Archive | 9:22 pm

On Manners

7 Jul
Good manners signage from Australia...applicable universally.

Good manners signage from Australia...applicable universally.

Manners are subjective. There are few remaining standards for proper behavior, as recently noted by The New York Times columnist David Brooks. One person’s rude neighbor is another’s best friend. My philosophy is basically live and let live, so I am fairly patient with people’s idiosyncrasies that could be misconstrued as bad behavior.

But one thing that gets my goat is people who are just plain rude. I had a very strict kindergarten teacher named Mrs. Hudson who had a panoply of characters posted above the blackboard. Rude Robert was the most gauche. Above all, in Mrs. Hudson’s class of 5-year-olds, it was bottom of the barrel to be Rude Robert.

Disrespect for the elderly is a pet peeve of mine. The other day en route to work I was coming down the stairs at the parking garage. A young professional-looking guy breezed past me in the stairwell and proceeded to nearly knock over an older woman lower down the flight. I felt badly for the woman he almost knocked over. Not just because she risked a tumble—this was a situation where the proper thing to do, out of respect for her age, was just slow the heck down and politely let her lead the way to the foot of the stairs. Zoom past her then, by all means, but just let her get down the stairs with her dignity intact.

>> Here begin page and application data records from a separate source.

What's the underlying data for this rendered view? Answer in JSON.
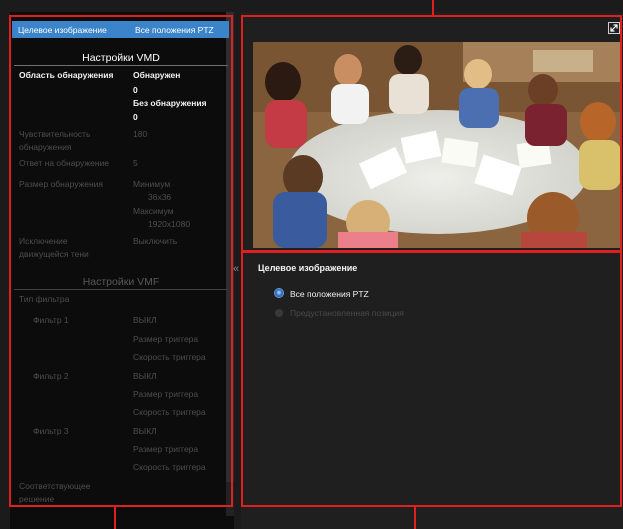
{
  "target_bar": {
    "label": "Целевое изображение",
    "value": "Все положения PTZ"
  },
  "vmd": {
    "header": "Настройки VMD",
    "rows": [
      {
        "label": "Область обнаружения",
        "values": [
          "Обнаружен",
          "0",
          "Без обнаружения",
          "0"
        ],
        "enabled": true
      },
      {
        "label": [
          "Чувствительность",
          "обнаружения"
        ],
        "values": [
          "180"
        ],
        "enabled": false
      },
      {
        "label": "Ответ на обнаружение",
        "values": [
          "5"
        ],
        "enabled": false
      },
      {
        "label": "Размер обнаружения",
        "values": [
          "Минимум",
          "36x36",
          "Максимум",
          "1920x1080"
        ],
        "enabled": false
      },
      {
        "label": [
          "Исключение",
          "движущейся тени"
        ],
        "values": [
          "Выключить"
        ],
        "enabled": false
      }
    ]
  },
  "vmf": {
    "header": "Настройки VMF",
    "filter_type_label": "Тип фильтра",
    "filters": [
      {
        "name": "Фильтр 1",
        "state": "ВЫКЛ",
        "size_label": "Размер триггера",
        "speed_label": "Скорость триггера"
      },
      {
        "name": "Фильтр 2",
        "state": "ВЫКЛ",
        "size_label": "Размер триггера",
        "speed_label": "Скорость триггера"
      },
      {
        "name": "Фильтр 3",
        "state": "ВЫКЛ",
        "size_label": "Размер триггера",
        "speed_label": "Скорость триггера"
      }
    ],
    "match_label": [
      "Соответствующее",
      "решение"
    ]
  },
  "collapse_glyph": "«",
  "right": {
    "title": "Целевое изображение",
    "options": [
      {
        "label": "Все положения PTZ",
        "selected": true,
        "enabled": true
      },
      {
        "label": "Предустановленная позиция",
        "selected": false,
        "enabled": false
      }
    ]
  },
  "icons": {
    "expand": "expand-icon",
    "radio": "radio-icon"
  },
  "colors": {
    "accent": "#3b84c9",
    "annotation": "#e02020",
    "panel": "#0c0c0c",
    "disabled_text": "#4e4e4e"
  }
}
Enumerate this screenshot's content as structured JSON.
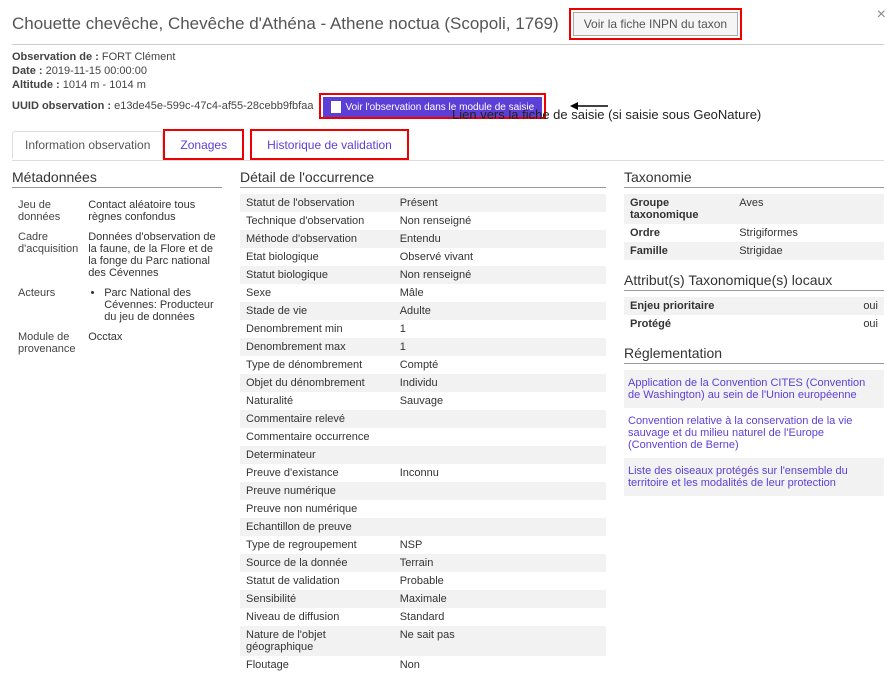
{
  "header": {
    "title": "Chouette chevêche, Chevêche d'Athéna - Athene noctua (Scopoli, 1769)",
    "btn_inpn": "Voir la fiche INPN du taxon"
  },
  "obs": {
    "observer_label": "Observation de :",
    "observer": "FORT Clément",
    "date_label": "Date :",
    "date": "2019-11-15 00:00:00",
    "alt_label": "Altitude :",
    "alt": "1014 m - 1014 m",
    "uuid_label": "UUID observation :",
    "uuid": "e13de45e-599c-47c4-af55-28cebb9fbfaa",
    "btn_module": "Voir l'observation dans le module de saisie"
  },
  "annotation": "Lien vers la fiche de saisie (si saisie sous GeoNature)",
  "tabs": {
    "info": "Information observation",
    "zonages": "Zonages",
    "hist": "Historique de validation"
  },
  "meta": {
    "heading": "Métadonnées",
    "rows": [
      {
        "k": "Jeu de données",
        "v": "Contact aléatoire tous règnes confondus"
      },
      {
        "k": "Cadre d'acquisition",
        "v": "Données d'observation de la faune, de la Flore et de la fonge du Parc national des Cévennes"
      },
      {
        "k": "Acteurs",
        "v": "Parc National des Cévennes: Producteur du jeu de données"
      },
      {
        "k": "Module de provenance",
        "v": "Occtax"
      }
    ]
  },
  "detail": {
    "heading": "Détail de l'occurrence",
    "rows": [
      {
        "k": "Statut de l'observation",
        "v": "Présent"
      },
      {
        "k": "Technique d'observation",
        "v": "Non renseigné"
      },
      {
        "k": "Méthode d'observation",
        "v": "Entendu"
      },
      {
        "k": "Etat biologique",
        "v": "Observé vivant"
      },
      {
        "k": "Statut biologique",
        "v": "Non renseigné"
      },
      {
        "k": "Sexe",
        "v": "Mâle"
      },
      {
        "k": "Stade de vie",
        "v": "Adulte"
      },
      {
        "k": "Denombrement min",
        "v": "1"
      },
      {
        "k": "Denombrement max",
        "v": "1"
      },
      {
        "k": "Type de dénombrement",
        "v": "Compté"
      },
      {
        "k": "Objet du dénombrement",
        "v": "Individu"
      },
      {
        "k": "Naturalité",
        "v": "Sauvage"
      },
      {
        "k": "Commentaire relevé",
        "v": ""
      },
      {
        "k": "Commentaire occurrence",
        "v": ""
      },
      {
        "k": "Determinateur",
        "v": ""
      },
      {
        "k": "Preuve d'existance",
        "v": "Inconnu"
      },
      {
        "k": "Preuve numérique",
        "v": ""
      },
      {
        "k": "Preuve non numérique",
        "v": ""
      },
      {
        "k": "Echantillon de preuve",
        "v": ""
      },
      {
        "k": "Type de regroupement",
        "v": "NSP"
      },
      {
        "k": "Source de la donnée",
        "v": "Terrain"
      },
      {
        "k": "Statut de validation",
        "v": "Probable"
      },
      {
        "k": "Sensibilité",
        "v": "Maximale"
      },
      {
        "k": "Niveau de diffusion",
        "v": "Standard"
      },
      {
        "k": "Nature de l'objet géographique",
        "v": "Ne sait pas"
      },
      {
        "k": "Floutage",
        "v": "Non"
      }
    ]
  },
  "taxo": {
    "heading": "Taxonomie",
    "rows": [
      {
        "k": "Groupe taxonomique",
        "v": "Aves"
      },
      {
        "k": "Ordre",
        "v": "Strigiformes"
      },
      {
        "k": "Famille",
        "v": "Strigidae"
      }
    ]
  },
  "attrs": {
    "heading": "Attribut(s) Taxonomique(s) locaux",
    "rows": [
      {
        "k": "Enjeu prioritaire",
        "v": "oui"
      },
      {
        "k": "Protégé",
        "v": "oui"
      }
    ]
  },
  "regl": {
    "heading": "Réglementation",
    "items": [
      "Application de la Convention CITES (Convention de Washington) au sein de l'Union européenne",
      "Convention relative à la conservation de la vie sauvage et du milieu naturel de l'Europe (Convention de Berne)",
      "Liste des oiseaux protégés sur l'ensemble du territoire et les modalités de leur protection"
    ]
  }
}
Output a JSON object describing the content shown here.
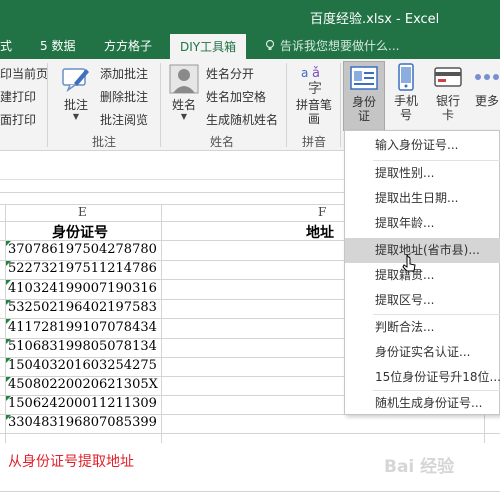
{
  "window": {
    "title": "百度经验.xlsx - Excel"
  },
  "tabs": [
    {
      "label": "式"
    },
    {
      "label": "5 数据"
    },
    {
      "label": "方方格子"
    },
    {
      "label": "DIY工具箱"
    }
  ],
  "tell_me": "告诉我您想要做什么...",
  "ribbon": {
    "left_items": [
      "印当前页",
      "建打印",
      "面打印"
    ],
    "annotation": {
      "big": "批注",
      "items": [
        "添加批注",
        "删除批注",
        "批注阅览"
      ],
      "group": "批注"
    },
    "name": {
      "big": "姓名",
      "items": [
        "姓名分开",
        "姓名加空格",
        "生成随机姓名"
      ],
      "group": "姓名"
    },
    "pinyin": {
      "big_line1": "拼音笔",
      "big_line2": "画",
      "group": "拼音"
    },
    "idcard": {
      "line1": "身份",
      "line2": "证"
    },
    "phone": {
      "line1": "手机",
      "line2": "号"
    },
    "bank": {
      "line1": "银行",
      "line2": "卡"
    },
    "more": {
      "line1": "更多"
    }
  },
  "grid": {
    "col_e": "E",
    "col_f": "F",
    "header_e": "身份证号",
    "header_f": "地址",
    "ids": [
      "370786197504278780",
      "522732197511214786",
      "410324199007190316",
      "532502196402197583",
      "411728199107078434",
      "510683199805078134",
      "150403201603254275",
      "450802200206213​05X",
      "150624200011211309",
      "330483196807085399"
    ],
    "note": "从身份证号提取地址"
  },
  "menu": {
    "items": [
      "输入身份证号...",
      "提取性别...",
      "提取出生日期...",
      "提取年龄...",
      "提取地址(省市县)...",
      "提取籍贯...",
      "提取区号...",
      "判断合法...",
      "身份证实名认证...",
      "15位身份证号升18位...",
      "随机生成身份证号..."
    ],
    "hover_index": 4
  },
  "watermark": "Bai 经验",
  "colors": {
    "excel_green": "#217346",
    "note_red": "#e0202a",
    "menu_hover": "#d5d5d5"
  }
}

Another example: Being snubbed. When in public settings, it is not necessary to flap one’s arms and flag down acquaintances from across the room. But some sign of recognition, a simple nod in shared acknowledgment of coexistence and common experience, is appropriate and a sign of mutual respect. Long conversation is not required, but no one wants to be blatantly ignored. Just bad form.

One more: littering. Throwing trash out the window of one’s car is just wrong. I remember in the 70s when we kids were encouraged to call people “litterbugs” for not respecting the environment. One time when on the ski lift with my daughter, we boarded behind two fun-loving 20-ish women. They cleaned out the pockets of their parkas and tossed candy wrappers, beer cans and kleenex underneath the lift. At times like this, my inner vigilante comes out. First, do not litter. And second, don’t set a bad example for kids. On the way down the hill, I speared their trash on my ski pole. It was easy to see, because there was NO OTHER TRASH on the hill, since POLITE PEOPLE know not to litter. When my daughter and I arrived back in line for the lift, lo and behold, there were the young ladies. I told them they left something on the hill. They said, “No, we didn’t,” and I said, “Oh YES you did.” There were lots of other people in line, and it is not pleasant to be held publicly accountable for something you didn’t think anyone saw you do. Oops.

And finally…stealing. Again, some people think that this is okay if no one sees them doing it. I don’t think so. Once while at church, I was in the cry room with my toddler (a few years ago!) and saw a man steal a bike from the rack in front of the church. Again, vigilante action. I told a friend to watch my kid and ran out of the church, knowing that no one else saw this happen. I chased the man across the street shouting, “Thief!” Public embarrassment, again, ruled the day. He dropped the bike and ran off to find another something to steal.

Bad manners make us less complete as humans, in relationship to ourselves and others. It’s not a matter of looking or acting properly—it has to do with treating humanity, even oneself, with dignity.